Task details:
Go through the entries below and tally the lines holding "icon"; please reply with the number only.

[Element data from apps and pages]

########

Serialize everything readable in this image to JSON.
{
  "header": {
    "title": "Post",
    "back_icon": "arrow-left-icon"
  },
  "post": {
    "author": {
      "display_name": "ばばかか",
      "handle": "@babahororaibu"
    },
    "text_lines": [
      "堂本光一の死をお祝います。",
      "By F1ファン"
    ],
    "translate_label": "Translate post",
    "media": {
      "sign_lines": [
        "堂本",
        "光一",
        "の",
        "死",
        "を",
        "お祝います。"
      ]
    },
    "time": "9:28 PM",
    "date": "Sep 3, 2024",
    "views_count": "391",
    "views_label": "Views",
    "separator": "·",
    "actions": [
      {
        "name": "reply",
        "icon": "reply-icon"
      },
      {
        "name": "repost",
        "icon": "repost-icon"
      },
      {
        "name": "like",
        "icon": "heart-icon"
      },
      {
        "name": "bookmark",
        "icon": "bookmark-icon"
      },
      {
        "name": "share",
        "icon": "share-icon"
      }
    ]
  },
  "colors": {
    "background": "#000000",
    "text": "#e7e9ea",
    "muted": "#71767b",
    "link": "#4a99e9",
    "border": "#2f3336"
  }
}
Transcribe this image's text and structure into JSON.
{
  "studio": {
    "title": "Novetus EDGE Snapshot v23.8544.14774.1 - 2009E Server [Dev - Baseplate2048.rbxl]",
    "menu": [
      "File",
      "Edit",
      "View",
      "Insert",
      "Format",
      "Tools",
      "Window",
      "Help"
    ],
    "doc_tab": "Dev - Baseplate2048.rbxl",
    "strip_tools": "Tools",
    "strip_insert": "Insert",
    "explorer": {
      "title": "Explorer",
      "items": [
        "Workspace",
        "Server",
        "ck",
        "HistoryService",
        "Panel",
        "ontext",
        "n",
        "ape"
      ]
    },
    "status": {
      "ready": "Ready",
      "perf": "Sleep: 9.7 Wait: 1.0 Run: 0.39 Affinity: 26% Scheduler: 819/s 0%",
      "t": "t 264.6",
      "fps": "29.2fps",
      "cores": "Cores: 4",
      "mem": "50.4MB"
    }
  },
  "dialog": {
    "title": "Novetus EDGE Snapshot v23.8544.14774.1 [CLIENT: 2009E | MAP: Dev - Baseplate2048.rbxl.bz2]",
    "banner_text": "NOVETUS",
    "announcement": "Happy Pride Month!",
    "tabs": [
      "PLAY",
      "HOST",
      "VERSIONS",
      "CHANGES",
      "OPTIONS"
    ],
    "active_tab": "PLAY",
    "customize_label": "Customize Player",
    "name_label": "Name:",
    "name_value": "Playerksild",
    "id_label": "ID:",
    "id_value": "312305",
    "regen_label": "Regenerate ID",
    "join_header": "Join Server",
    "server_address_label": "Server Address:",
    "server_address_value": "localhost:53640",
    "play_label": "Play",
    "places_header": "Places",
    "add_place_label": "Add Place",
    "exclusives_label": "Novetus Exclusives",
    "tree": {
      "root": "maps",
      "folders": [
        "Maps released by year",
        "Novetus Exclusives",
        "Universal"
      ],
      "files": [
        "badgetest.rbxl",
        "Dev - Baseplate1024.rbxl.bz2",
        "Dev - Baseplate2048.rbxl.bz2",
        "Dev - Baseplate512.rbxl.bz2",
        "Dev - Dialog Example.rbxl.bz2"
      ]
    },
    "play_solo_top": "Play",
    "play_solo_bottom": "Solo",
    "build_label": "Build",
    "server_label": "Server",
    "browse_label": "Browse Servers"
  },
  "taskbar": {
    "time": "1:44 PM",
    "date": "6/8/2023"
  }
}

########

Written answer:
6